Date of Award

Spring 2013

Document Type

Restricted Thesis

Terms of Use

© 2013 Hannah M. Kurtz. All rights reserved. Access to this work is restricted to users within the Swarthmore College network and may only be used for non-commercial, educational, and research purposes. Sharing with users outside of the Swarthmore College network is expressly prohibited. For all other uses, including reproduction and distribution, please contact the copyright holder.

Degree Name

Bachelor of Arts


Peace & Conflict Studies Department, Sociology & Anthropology Department

First Advisor

Lee A. Smithey


Northern Ireland is a divided society deeply in need of reconciliation. Despite the signing of a peace agreement,the Belfast Agreement, fifteen years ago, it is still not uncommon for bombs to go off or for there to be sectarian rioting. In order for Northern Ireland to continue moving forward in its reconciliation process, the youngest generations need to be targeted. One of the easiest ways to target this group, since there is well-established compulsory schooling, is through the education system. But how can the Northern Ireland education system be used to promote reconciliation? In order to answer this question I have compiled a theoretical framework of education for reconciliation and compared the current education system in Northern Ireland to this framework. This comparison shows that although the system attempts to address reconciliation through education, it falls short when it comes to translating the theoretical to practical because of its its structure.

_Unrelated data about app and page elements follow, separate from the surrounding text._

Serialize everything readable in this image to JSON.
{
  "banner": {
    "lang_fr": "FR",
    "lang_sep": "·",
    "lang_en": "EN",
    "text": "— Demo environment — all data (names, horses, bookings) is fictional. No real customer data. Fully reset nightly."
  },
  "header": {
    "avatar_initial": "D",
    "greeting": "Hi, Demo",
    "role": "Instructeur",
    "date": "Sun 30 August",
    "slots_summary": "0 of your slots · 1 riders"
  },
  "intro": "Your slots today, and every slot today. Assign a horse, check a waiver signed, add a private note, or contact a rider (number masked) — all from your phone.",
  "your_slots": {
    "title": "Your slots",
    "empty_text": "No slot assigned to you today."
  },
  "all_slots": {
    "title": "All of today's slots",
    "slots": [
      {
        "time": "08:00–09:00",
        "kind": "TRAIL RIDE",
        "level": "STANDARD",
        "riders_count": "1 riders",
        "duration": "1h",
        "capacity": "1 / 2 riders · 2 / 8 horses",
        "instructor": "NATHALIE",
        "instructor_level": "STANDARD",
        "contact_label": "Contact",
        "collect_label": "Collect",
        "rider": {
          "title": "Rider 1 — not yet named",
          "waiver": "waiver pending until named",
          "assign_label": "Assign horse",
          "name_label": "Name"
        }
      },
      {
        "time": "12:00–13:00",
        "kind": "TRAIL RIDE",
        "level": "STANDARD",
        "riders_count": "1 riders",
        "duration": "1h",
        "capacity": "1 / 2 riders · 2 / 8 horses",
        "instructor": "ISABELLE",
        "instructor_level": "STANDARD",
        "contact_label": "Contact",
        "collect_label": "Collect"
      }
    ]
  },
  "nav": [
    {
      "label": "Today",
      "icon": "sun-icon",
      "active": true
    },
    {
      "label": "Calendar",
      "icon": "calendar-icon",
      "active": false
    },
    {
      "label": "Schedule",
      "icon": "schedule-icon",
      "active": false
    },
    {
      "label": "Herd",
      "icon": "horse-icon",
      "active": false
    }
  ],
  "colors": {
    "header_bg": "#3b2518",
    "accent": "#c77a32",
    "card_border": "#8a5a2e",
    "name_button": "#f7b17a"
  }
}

Northern Ireland, Children and violence, Reconciliation, Social conditions, Social change